Bethel African Methodist Episcopal Church

Encore-Sustainable-Architects-Bethel-African-Methodist-Episcopal-Church-Exterior-Large
Encore-Sustainable-Architects-Bethel-African-Methodist-Episcopal-Church-Exterior-Large

The Bethel A.M.E. Church is one of the most significant landmarks of African-American history and development in Dorchester County, Maryland. Bethel A.M.E. membership began around 1847, congregating in several structures along Pine Street, including this Gothic Revival structure dating to 1903. It is the oldest African-American church structure in the city of Cambridge, and its active congregation remains a vital part of the community. The property is located within the National Register Pine Street Neighborhood Historic District (D-390) and the Church is listed in the Maryland Inventory of Historic Properties (MIHP D-591).

In 2019, the Eastern Shore Network for Change (ESNC) engaged Encore to perform a building assessment of the Bethel AME Church property. The purpose of the assessment was to identify current deficiencies, recommend appropriate repairs, propose possible capital improvements, and provide conceptual cost estimates for the repairs and improvements. The Church used the recommendations to guide budgeting for repairs and improvements so religious and community support services can continue and improve.

In 2021, Encore was invited to return to the project and guide the restoration of the two towers and main roof which had experienced extensive water damage.  Structural repairs, new roofing and repairs to the sanctuary’s tin ceiling are currently underway.

A drone survey was conducted by Terry Kilby to ascertain the damage on the roof with project savings and surprises. The survey itself is a highly economical way to review roof damage without the cost and danger assorted with scaffolding, buckets and cranes. It also lends itself to the creation of highly detailed images that allow one to re-examine areas and views of structures after the survey that is not possible with momentary in-person surveying. The surprises came when we discovered that: (1) although there are two towers in the Hobbit book, there is only one at Bethel! The smaller tower is not a tower at all, but only a facade, (2) the tall tower housed a recessed roof that was serving as a small retaining pool when it rained… funneling the water slowly into the walls of the sanctuary as it drained, and (3) there was extra roof pitch.
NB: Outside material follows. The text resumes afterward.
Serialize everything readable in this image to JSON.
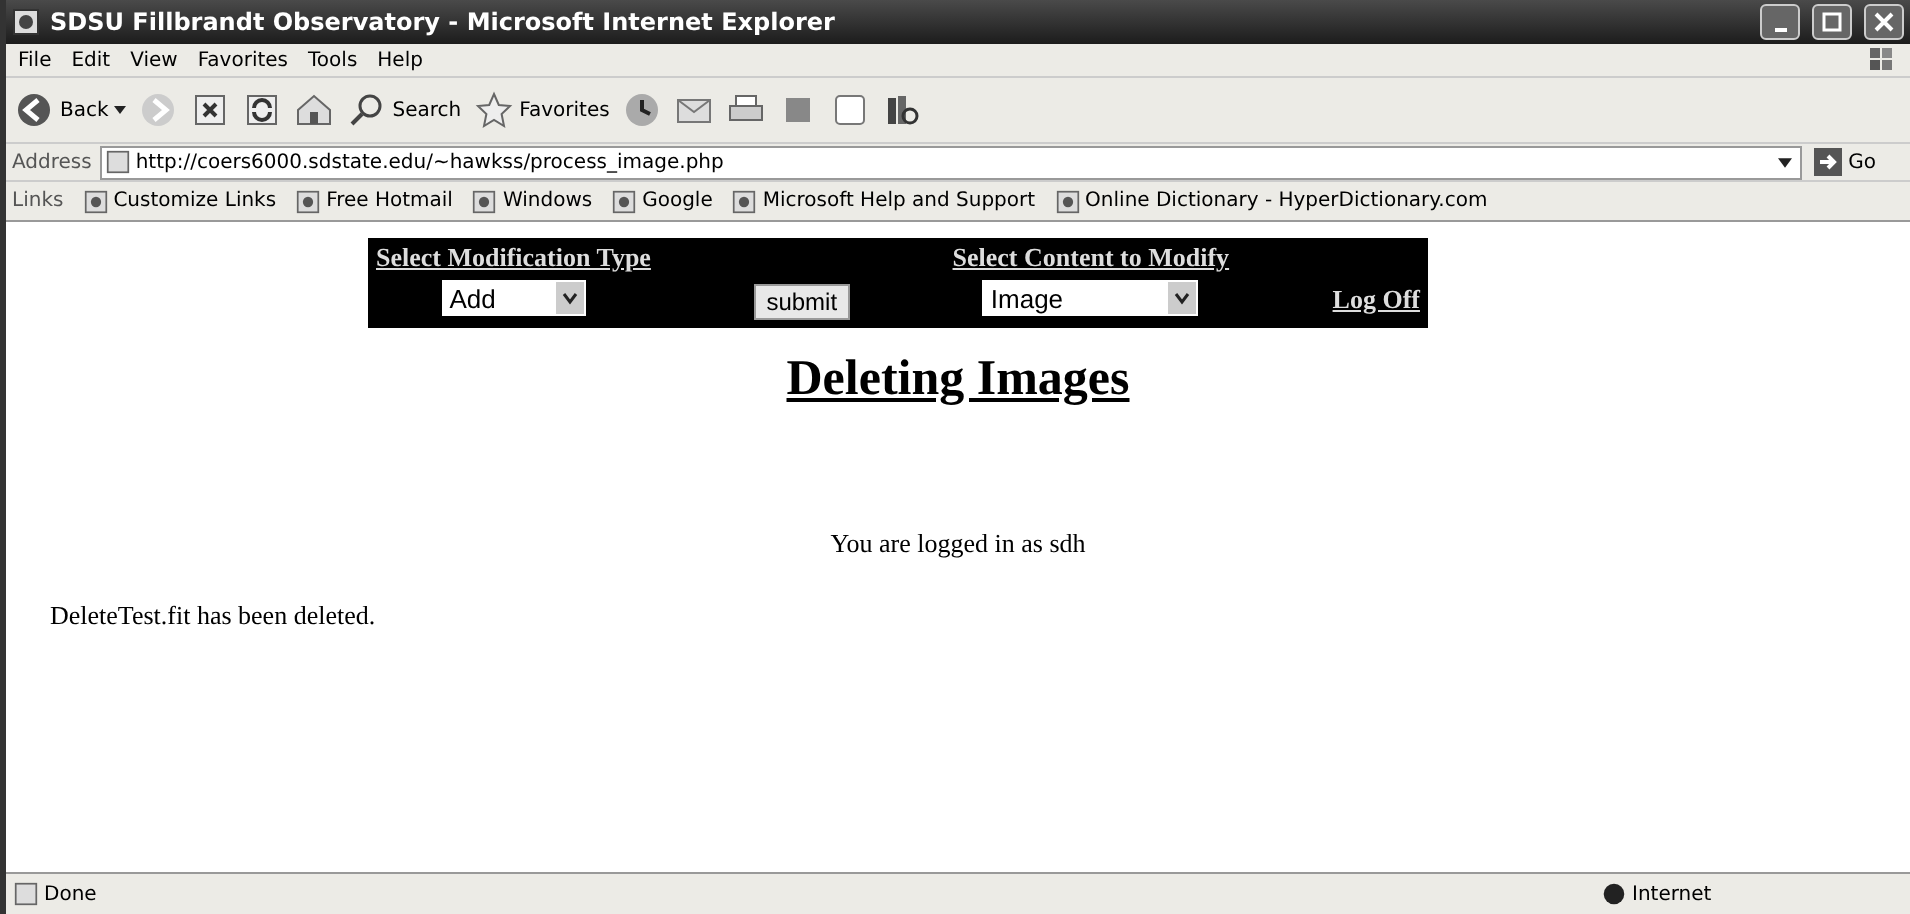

None of these were visible from the ground, and all helped formulate the plan for repair.

Click on the 3D image and move your mouse to explore!